Pictures do not belong in the copy; quote every entry below exactly.

(Stored items)
=== Section Start ===

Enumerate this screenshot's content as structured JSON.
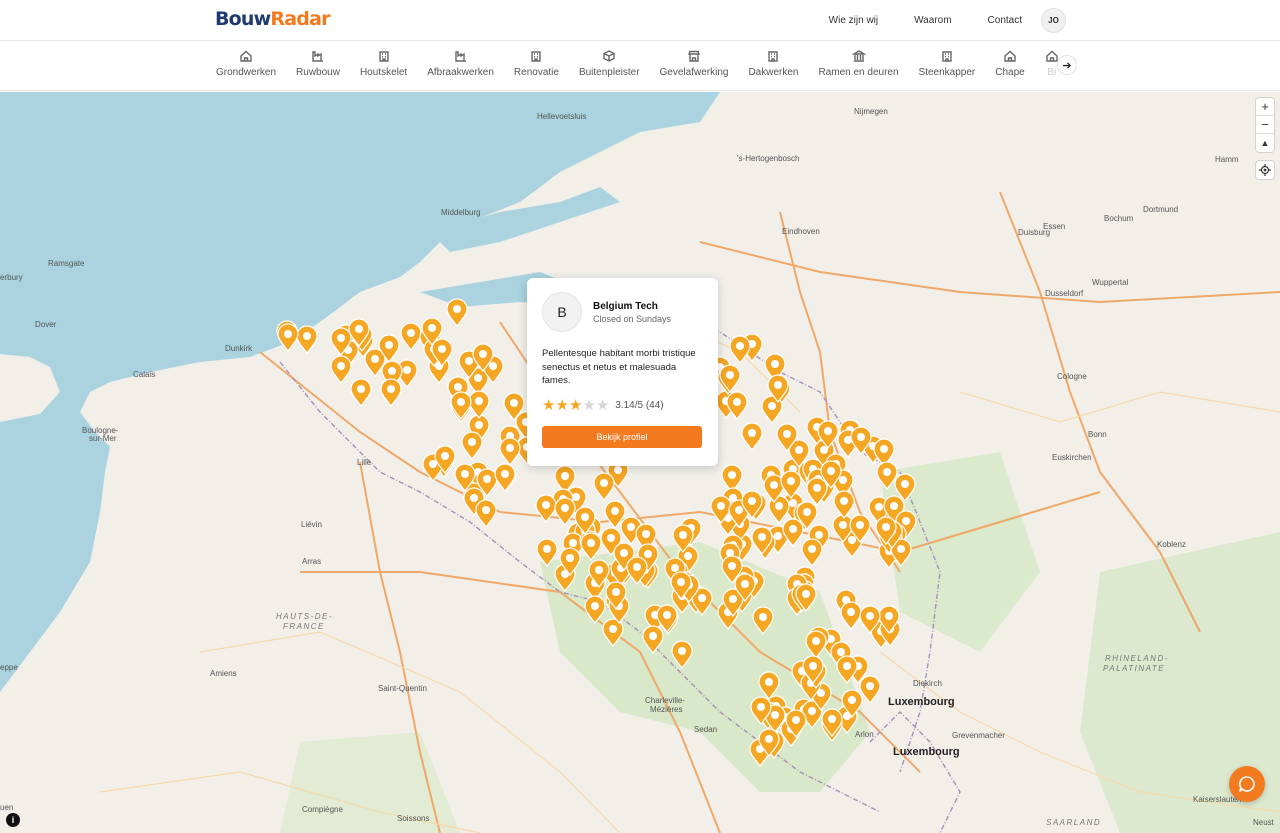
{
  "header": {
    "logo_part1": "Bouw",
    "logo_part2": "Radar",
    "nav": [
      "Wie zijn wij",
      "Waarom",
      "Contact"
    ],
    "user_initials": "JO"
  },
  "categories": [
    {
      "label": "Grondwerken",
      "icon": "house-icon"
    },
    {
      "label": "Ruwbouw",
      "icon": "factory-icon"
    },
    {
      "label": "Houtskelet",
      "icon": "building-icon"
    },
    {
      "label": "Afbraakwerken",
      "icon": "factory-icon"
    },
    {
      "label": "Renovatie",
      "icon": "building-icon"
    },
    {
      "label": "Buitenpleister",
      "icon": "box-icon"
    },
    {
      "label": "Gevelafwerking",
      "icon": "store-icon"
    },
    {
      "label": "Dakwerken",
      "icon": "building-icon"
    },
    {
      "label": "Ramen en deuren",
      "icon": "landmark-icon"
    },
    {
      "label": "Steenkapper",
      "icon": "building-icon"
    },
    {
      "label": "Chape",
      "icon": "house-icon"
    },
    {
      "label": "Bi",
      "icon": "house-icon"
    }
  ],
  "map": {
    "labels": [
      {
        "text": "Hellevoetsluis",
        "cls": ""
      },
      {
        "text": "Nijmegen",
        "cls": ""
      },
      {
        "text": "'s-Hertogenbosch",
        "cls": ""
      },
      {
        "text": "Hamm",
        "cls": ""
      },
      {
        "text": "Middelburg",
        "cls": ""
      },
      {
        "text": "Dortmund",
        "cls": ""
      },
      {
        "text": "Bochum",
        "cls": ""
      },
      {
        "text": "Essen",
        "cls": ""
      },
      {
        "text": "Duisburg",
        "cls": ""
      },
      {
        "text": "Eindhoven",
        "cls": ""
      },
      {
        "text": "Ramsgate",
        "cls": ""
      },
      {
        "text": "erbury",
        "cls": ""
      },
      {
        "text": "Wuppertal",
        "cls": ""
      },
      {
        "text": "Dusseldorf",
        "cls": ""
      },
      {
        "text": "Dover",
        "cls": ""
      },
      {
        "text": "Dunkirk",
        "cls": ""
      },
      {
        "text": "Calais",
        "cls": ""
      },
      {
        "text": "Cologne",
        "cls": ""
      },
      {
        "text": "Boulogne-",
        "cls": ""
      },
      {
        "text": "sur-Mer",
        "cls": ""
      },
      {
        "text": "Bonn",
        "cls": ""
      },
      {
        "text": "Lille",
        "cls": ""
      },
      {
        "text": "Euskirchen",
        "cls": ""
      },
      {
        "text": "Liévin",
        "cls": ""
      },
      {
        "text": "Koblenz",
        "cls": ""
      },
      {
        "text": "Arras",
        "cls": ""
      },
      {
        "text": "HAUTS-DE-",
        "cls": "region"
      },
      {
        "text": "FRANCE",
        "cls": "region"
      },
      {
        "text": "RHINELAND-",
        "cls": "region"
      },
      {
        "text": "PALATINATE",
        "cls": "region"
      },
      {
        "text": "Amiens",
        "cls": ""
      },
      {
        "text": "eppe",
        "cls": ""
      },
      {
        "text": "Diekirch",
        "cls": ""
      },
      {
        "text": "Saint-Quentin",
        "cls": ""
      },
      {
        "text": "Charleville-",
        "cls": ""
      },
      {
        "text": "Mézières",
        "cls": ""
      },
      {
        "text": "Luxembourg",
        "cls": "big"
      },
      {
        "text": "Sedan",
        "cls": ""
      },
      {
        "text": "Arlon",
        "cls": ""
      },
      {
        "text": "Grevenmacher",
        "cls": ""
      },
      {
        "text": "Luxembourg",
        "cls": "big"
      },
      {
        "text": "Kaiserslautern",
        "cls": ""
      },
      {
        "text": "uen",
        "cls": ""
      },
      {
        "text": "Compiègne",
        "cls": ""
      },
      {
        "text": "Soissons",
        "cls": ""
      },
      {
        "text": "SAARLAND",
        "cls": "region"
      },
      {
        "text": "Neust",
        "cls": ""
      }
    ],
    "zoom_in": "+",
    "zoom_out": "−",
    "compass": "▲",
    "info": "i"
  },
  "popup": {
    "initial": "B",
    "name": "Belgium Tech",
    "status": "Closed on Sundays",
    "description": "Pellentesque habitant morbi tristique senectus et netus et malesuada fames.",
    "rating_value": 3.14,
    "rating_text": "3.14/5 (44)",
    "button": "Bekijk profiel"
  },
  "colors": {
    "accent": "#f47a1f",
    "pin": "#f5a623",
    "star_on": "#f5a623",
    "star_off": "#d6d6d6",
    "sea": "#aad3df",
    "land": "#f2efe9",
    "forest": "#d3e5c4"
  }
}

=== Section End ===

> [Reply]:
Enumerate this screenshot's content as structured JSON.
{
  "header": {
    "logo_part1": "Bouw",
    "logo_part2": "Radar",
    "nav": [
      "Wie zijn wij",
      "Waarom",
      "Contact"
    ],
    "user_initials": "JO"
  },
  "categories": [
    {
      "label": "Grondwerken",
      "icon": "house-icon"
    },
    {
      "label": "Ruwbouw",
      "icon": "factory-icon"
    },
    {
      "label": "Houtskelet",
      "icon": "building-icon"
    },
    {
      "label": "Afbraakwerken",
      "icon": "factory-icon"
    },
    {
      "label": "Renovatie",
      "icon": "building-icon"
    },
    {
      "label": "Buitenpleister",
      "icon": "box-icon"
    },
    {
      "label": "Gevelafwerking",
      "icon": "store-icon"
    },
    {
      "label": "Dakwerken",
      "icon": "building-icon"
    },
    {
      "label": "Ramen en deuren",
      "icon": "landmark-icon"
    },
    {
      "label": "Steenkapper",
      "icon": "building-icon"
    },
    {
      "label": "Chape",
      "icon": "house-icon"
    },
    {
      "label": "Bi",
      "icon": "house-icon"
    }
  ],
  "map": {
    "labels": [
      {
        "text": "Hellevoetsluis",
        "cls": ""
      },
      {
        "text": "Nijmegen",
        "cls": ""
      },
      {
        "text": "'s-Hertogenbosch",
        "cls": ""
      },
      {
        "text": "Hamm",
        "cls": ""
      },
      {
        "text": "Middelburg",
        "cls": ""
      },
      {
        "text": "Dortmund",
        "cls": ""
      },
      {
        "text": "Bochum",
        "cls": ""
      },
      {
        "text": "Essen",
        "cls": ""
      },
      {
        "text": "Duisburg",
        "cls": ""
      },
      {
        "text": "Eindhoven",
        "cls": ""
      },
      {
        "text": "Ramsgate",
        "cls": ""
      },
      {
        "text": "erbury",
        "cls": ""
      },
      {
        "text": "Wuppertal",
        "cls": ""
      },
      {
        "text": "Dusseldorf",
        "cls": ""
      },
      {
        "text": "Dover",
        "cls": ""
      },
      {
        "text": "Dunkirk",
        "cls": ""
      },
      {
        "text": "Calais",
        "cls": ""
      },
      {
        "text": "Cologne",
        "cls": ""
      },
      {
        "text": "Boulogne-",
        "cls": ""
      },
      {
        "text": "sur-Mer",
        "cls": ""
      },
      {
        "text": "Bonn",
        "cls": ""
      },
      {
        "text": "Lille",
        "cls": ""
      },
      {
        "text": "Euskirchen",
        "cls": ""
      },
      {
        "text": "Liévin",
        "cls": ""
      },
      {
        "text": "Koblenz",
        "cls": ""
      },
      {
        "text": "Arras",
        "cls": ""
      },
      {
        "text": "HAUTS-DE-",
        "cls": "region"
      },
      {
        "text": "FRANCE",
        "cls": "region"
      },
      {
        "text": "RHINELAND-",
        "cls": "region"
      },
      {
        "text": "PALATINATE",
        "cls": "region"
      },
      {
        "text": "Amiens",
        "cls": ""
      },
      {
        "text": "eppe",
        "cls": ""
      },
      {
        "text": "Diekirch",
        "cls": ""
      },
      {
        "text": "Saint-Quentin",
        "cls": ""
      },
      {
        "text": "Charleville-",
        "cls": ""
      },
      {
        "text": "Mézières",
        "cls": ""
      },
      {
        "text": "Luxembourg",
        "cls": "big"
      },
      {
        "text": "Sedan",
        "cls": ""
      },
      {
        "text": "Arlon",
        "cls": ""
      },
      {
        "text": "Grevenmacher",
        "cls": ""
      },
      {
        "text": "Luxembourg",
        "cls": "big"
      },
      {
        "text": "Kaiserslautern",
        "cls": ""
      },
      {
        "text": "uen",
        "cls": ""
      },
      {
        "text": "Compiègne",
        "cls": ""
      },
      {
        "text": "Soissons",
        "cls": ""
      },
      {
        "text": "SAARLAND",
        "cls": "region"
      },
      {
        "text": "Neust",
        "cls": ""
      }
    ],
    "zoom_in": "+",
    "zoom_out": "−",
    "compass": "▲",
    "info": "i"
  },
  "popup": {
    "initial": "B",
    "name": "Belgium Tech",
    "status": "Closed on Sundays",
    "description": "Pellentesque habitant morbi tristique senectus et netus et malesuada fames.",
    "rating_value": 3.14,
    "rating_text": "3.14/5 (44)",
    "button": "Bekijk profiel"
  },
  "colors": {
    "accent": "#f47a1f",
    "pin": "#f5a623",
    "star_on": "#f5a623",
    "star_off": "#d6d6d6",
    "sea": "#aad3df",
    "land": "#f2efe9",
    "forest": "#d3e5c4"
  }
}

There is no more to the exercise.